Abigail Adams to John Adams, 3 June 1776 Adams, Abigail Adams, John
Abigail Adams to John Adams
June 3. 1776

I received by Mr. Church a few lines from you; I wish to hear from you every opportunity tho you say no more than that you are well. I feel concernd least your cloaths should go to rags having nobody to take any care of you in your long absence, and then you have not with you a proper change for the Seasons. However you must do the best you can. I have a suit of homespun for you whenever you return. I cannot avoid sometimes repineing that the gifts of fortune were not bestowed upon us, that I might have injoyed the happiness of spending my days with my Partner. But as it is, I think it my duty to attend with frugality and oeconomy to our own private affairs, and if I cannot add to our Little Substance yet see that it is not diminished. I should enjoy but little comfort in a state of Idleness, and uselessness. Here I can serve my partner, my family and myself, and injoy the Satisfaction of your serving your Country.

I wish you would write me what I had best do with our House at Boston. I would advertise it if you think best. There are so many Houses torn to peices and so many others abused that I might stand a chance of Letting it perhaps as it is in so good repair.1

My Brother is desirous of Joining the Army again, but would chuse to be a field officer. I have mentiond him to some of the House and suppose he will be recommended to congress, for a commission. I hardly know where you will find Men to form the Regiments required. I begin to think population a very important Branch in the American Manufactorys.
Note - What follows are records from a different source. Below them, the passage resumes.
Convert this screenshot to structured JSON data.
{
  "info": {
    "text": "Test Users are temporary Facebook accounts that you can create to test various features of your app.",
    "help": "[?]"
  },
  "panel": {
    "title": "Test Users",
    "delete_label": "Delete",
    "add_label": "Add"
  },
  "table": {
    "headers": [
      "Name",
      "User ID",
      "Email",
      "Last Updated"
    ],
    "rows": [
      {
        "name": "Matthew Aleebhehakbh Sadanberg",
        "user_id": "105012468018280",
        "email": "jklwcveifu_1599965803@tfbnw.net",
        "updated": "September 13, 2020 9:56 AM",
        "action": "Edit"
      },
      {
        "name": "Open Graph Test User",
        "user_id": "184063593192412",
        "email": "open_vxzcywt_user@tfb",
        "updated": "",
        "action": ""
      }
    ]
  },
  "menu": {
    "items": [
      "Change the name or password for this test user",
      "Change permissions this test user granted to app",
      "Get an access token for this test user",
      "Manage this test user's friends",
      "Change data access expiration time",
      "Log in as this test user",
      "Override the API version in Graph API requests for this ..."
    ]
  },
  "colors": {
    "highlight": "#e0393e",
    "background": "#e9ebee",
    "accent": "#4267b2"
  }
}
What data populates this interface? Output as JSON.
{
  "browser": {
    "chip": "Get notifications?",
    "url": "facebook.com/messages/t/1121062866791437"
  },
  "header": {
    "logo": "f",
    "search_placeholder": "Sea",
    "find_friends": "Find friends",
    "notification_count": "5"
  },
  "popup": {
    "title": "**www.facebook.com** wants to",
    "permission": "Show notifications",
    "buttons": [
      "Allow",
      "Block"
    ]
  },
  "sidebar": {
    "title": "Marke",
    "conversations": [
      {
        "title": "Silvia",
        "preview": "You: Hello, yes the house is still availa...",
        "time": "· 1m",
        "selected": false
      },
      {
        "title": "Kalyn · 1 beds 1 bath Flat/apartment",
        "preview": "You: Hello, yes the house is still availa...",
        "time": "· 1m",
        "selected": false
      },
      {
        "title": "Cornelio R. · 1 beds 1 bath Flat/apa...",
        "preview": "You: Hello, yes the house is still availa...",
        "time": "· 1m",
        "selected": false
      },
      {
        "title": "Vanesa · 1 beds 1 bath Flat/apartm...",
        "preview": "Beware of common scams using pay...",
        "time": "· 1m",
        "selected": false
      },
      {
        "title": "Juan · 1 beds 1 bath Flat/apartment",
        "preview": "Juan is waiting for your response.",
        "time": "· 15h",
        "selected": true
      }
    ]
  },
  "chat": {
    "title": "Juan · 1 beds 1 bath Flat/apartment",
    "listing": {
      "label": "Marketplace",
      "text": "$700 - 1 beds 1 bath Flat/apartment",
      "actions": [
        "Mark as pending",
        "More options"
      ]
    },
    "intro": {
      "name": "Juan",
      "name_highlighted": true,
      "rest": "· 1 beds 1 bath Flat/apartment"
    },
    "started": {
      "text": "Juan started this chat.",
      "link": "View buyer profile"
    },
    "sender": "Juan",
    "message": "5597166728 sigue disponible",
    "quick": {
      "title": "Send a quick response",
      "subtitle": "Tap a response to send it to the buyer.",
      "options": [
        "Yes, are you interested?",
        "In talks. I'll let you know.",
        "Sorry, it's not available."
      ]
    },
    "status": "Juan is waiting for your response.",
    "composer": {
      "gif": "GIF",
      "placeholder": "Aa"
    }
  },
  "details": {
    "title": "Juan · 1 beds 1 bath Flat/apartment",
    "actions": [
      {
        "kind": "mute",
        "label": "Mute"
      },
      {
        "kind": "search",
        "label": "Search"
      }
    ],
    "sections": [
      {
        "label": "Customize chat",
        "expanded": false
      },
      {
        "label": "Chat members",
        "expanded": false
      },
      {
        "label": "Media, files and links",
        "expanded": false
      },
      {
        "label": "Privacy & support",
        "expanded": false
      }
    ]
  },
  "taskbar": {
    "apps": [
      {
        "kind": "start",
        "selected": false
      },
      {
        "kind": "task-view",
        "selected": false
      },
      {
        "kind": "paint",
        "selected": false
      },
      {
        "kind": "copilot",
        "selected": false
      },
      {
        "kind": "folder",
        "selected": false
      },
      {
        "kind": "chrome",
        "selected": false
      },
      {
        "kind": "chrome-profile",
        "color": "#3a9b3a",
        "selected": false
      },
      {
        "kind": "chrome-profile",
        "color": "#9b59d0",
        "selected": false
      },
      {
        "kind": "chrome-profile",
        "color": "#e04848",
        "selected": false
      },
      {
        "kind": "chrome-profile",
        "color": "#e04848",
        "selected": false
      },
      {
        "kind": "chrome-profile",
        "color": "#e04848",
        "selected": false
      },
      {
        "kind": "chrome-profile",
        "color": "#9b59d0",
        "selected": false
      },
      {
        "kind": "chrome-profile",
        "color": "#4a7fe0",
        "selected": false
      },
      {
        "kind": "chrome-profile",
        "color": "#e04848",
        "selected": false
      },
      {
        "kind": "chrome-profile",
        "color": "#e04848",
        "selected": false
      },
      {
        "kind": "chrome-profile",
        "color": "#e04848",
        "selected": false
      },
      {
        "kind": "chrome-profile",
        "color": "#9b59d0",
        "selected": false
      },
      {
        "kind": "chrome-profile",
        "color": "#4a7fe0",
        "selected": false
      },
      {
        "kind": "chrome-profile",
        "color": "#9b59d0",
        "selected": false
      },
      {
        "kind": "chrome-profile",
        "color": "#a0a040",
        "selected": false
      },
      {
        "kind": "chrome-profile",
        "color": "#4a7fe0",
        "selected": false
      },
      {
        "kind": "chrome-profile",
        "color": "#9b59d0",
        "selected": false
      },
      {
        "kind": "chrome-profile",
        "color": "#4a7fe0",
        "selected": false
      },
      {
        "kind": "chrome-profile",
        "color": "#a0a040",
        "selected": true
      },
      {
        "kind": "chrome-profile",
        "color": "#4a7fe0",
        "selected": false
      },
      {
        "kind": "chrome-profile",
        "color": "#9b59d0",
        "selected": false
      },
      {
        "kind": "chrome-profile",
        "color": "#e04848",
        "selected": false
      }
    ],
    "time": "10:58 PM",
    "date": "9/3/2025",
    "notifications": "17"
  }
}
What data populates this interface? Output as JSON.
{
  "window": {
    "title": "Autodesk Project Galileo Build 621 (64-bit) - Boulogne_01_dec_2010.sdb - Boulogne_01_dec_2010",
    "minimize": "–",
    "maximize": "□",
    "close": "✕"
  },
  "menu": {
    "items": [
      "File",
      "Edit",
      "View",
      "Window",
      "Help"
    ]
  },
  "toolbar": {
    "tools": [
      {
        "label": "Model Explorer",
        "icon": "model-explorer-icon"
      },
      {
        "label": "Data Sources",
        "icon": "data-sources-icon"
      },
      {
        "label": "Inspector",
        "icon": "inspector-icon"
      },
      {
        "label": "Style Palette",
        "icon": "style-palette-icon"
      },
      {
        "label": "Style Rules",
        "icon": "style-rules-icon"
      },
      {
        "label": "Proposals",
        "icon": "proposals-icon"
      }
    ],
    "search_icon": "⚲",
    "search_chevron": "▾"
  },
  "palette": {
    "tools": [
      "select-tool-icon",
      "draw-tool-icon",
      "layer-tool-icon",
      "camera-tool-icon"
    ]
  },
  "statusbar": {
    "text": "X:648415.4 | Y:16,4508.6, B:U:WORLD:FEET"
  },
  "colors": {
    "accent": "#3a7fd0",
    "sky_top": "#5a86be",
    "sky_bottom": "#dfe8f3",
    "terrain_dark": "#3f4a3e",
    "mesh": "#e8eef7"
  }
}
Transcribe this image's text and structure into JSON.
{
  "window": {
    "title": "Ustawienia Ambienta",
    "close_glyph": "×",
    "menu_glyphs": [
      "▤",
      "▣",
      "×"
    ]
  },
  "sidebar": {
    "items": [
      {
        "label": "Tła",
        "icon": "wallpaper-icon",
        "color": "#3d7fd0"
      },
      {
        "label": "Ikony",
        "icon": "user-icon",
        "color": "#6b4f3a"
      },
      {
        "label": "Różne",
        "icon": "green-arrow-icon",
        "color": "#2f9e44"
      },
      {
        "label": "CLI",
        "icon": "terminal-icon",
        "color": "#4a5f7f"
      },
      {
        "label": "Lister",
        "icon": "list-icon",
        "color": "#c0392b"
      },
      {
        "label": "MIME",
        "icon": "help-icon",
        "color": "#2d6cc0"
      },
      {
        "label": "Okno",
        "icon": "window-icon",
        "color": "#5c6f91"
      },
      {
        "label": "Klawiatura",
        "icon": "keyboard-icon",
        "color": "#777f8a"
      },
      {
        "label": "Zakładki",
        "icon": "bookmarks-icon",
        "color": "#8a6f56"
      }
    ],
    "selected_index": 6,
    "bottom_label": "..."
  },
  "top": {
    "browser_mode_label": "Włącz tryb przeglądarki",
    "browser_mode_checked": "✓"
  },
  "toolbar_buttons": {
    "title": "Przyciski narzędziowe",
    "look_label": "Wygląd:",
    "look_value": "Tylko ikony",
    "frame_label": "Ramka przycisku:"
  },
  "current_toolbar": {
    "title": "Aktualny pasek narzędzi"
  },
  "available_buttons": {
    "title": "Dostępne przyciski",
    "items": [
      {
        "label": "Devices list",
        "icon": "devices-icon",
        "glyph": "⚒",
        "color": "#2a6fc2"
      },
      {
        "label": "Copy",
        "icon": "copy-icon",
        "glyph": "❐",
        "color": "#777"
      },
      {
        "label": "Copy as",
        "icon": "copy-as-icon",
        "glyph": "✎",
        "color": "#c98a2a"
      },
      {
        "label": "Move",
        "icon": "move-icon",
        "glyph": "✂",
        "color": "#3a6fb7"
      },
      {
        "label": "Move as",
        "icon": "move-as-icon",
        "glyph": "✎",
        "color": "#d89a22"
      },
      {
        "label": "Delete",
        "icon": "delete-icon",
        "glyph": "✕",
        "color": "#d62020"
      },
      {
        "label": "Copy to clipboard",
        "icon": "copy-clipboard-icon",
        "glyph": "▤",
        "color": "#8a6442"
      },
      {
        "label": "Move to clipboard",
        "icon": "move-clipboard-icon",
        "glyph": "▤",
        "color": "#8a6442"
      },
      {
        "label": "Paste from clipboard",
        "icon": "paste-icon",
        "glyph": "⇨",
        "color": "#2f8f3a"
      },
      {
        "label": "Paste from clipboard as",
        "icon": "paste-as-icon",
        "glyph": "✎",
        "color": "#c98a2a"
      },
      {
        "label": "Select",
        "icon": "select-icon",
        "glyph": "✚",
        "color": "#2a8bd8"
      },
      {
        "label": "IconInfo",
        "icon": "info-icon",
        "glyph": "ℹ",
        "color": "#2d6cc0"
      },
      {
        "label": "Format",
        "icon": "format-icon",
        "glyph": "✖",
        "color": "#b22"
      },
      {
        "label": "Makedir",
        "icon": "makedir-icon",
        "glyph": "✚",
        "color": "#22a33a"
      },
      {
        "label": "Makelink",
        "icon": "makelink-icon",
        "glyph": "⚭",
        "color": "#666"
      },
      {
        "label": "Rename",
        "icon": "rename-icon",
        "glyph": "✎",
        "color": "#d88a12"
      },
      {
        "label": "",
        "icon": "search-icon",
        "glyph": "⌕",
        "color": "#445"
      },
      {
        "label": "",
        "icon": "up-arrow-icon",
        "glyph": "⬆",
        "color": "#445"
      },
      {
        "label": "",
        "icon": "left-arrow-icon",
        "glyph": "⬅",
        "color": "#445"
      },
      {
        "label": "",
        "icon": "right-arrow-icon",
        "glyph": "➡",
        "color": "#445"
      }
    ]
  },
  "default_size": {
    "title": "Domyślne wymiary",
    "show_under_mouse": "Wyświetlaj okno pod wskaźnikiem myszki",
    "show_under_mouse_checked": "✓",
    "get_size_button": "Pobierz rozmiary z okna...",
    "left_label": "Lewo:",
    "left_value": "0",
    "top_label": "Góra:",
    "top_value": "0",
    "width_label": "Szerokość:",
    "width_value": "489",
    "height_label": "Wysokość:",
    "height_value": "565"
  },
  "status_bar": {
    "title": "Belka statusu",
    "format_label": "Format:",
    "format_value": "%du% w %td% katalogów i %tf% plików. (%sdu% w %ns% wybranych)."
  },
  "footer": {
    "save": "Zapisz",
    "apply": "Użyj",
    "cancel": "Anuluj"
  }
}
I enclose a List of Counsel.2 The House consists of more than 200 & 50 Members. Your former pupil Angier comes from Bridgwater, and 5 others. I hope they will proceed in Buisness with a little more Spirit than Heretofore. They are procuring two row Gallies, but when 5they will be finished I know not. I thought they were near done, but find to day they are not yet contracted for. All our Gentery are gone from Nantasket road except the commodore and one or two small craft.

Every thing bears a very great price. The Merchant complains of the Farmer and the Farmer of the Merchant. Both are extravagant. Living is double what it was one year ago.

I find you have licenced Tea but I am determined not to be a purchaser unless I can have it at Congress price, and in that article the venders pay no regard to congress, asking 10. 8. and the lowest is 7.6 per pound. I should like a little Green, but they say there is none to be had here; I only wish it for a medicine, as a relief to a nervious pain in my Head to which I am sometimes subject. Were it as plenty as ever I would not practice the use of it.

Our Family are all well. It has been reported here that congress were going to remove 40 miles beyond Philadelphia. I gave no credit to the report, I heard no reason assignd for it. I had much rather they would come a hundred miles nearer here.


RC (Adams Papers); addressed in John Thaxter's hand: “To The Honble: John Adams Esqr. at Philadelphia To the Care of Coll. Warren” ; docketed in one or more hands. For the enclosure see note 2.


The state of the Adamses' Boston house after the British occupation is much less favorably described in AA's letter to JA of 20 Sept., below.


Not found. AA probably sent the list of members of the new Council as printed in the Boston Gazette of this date.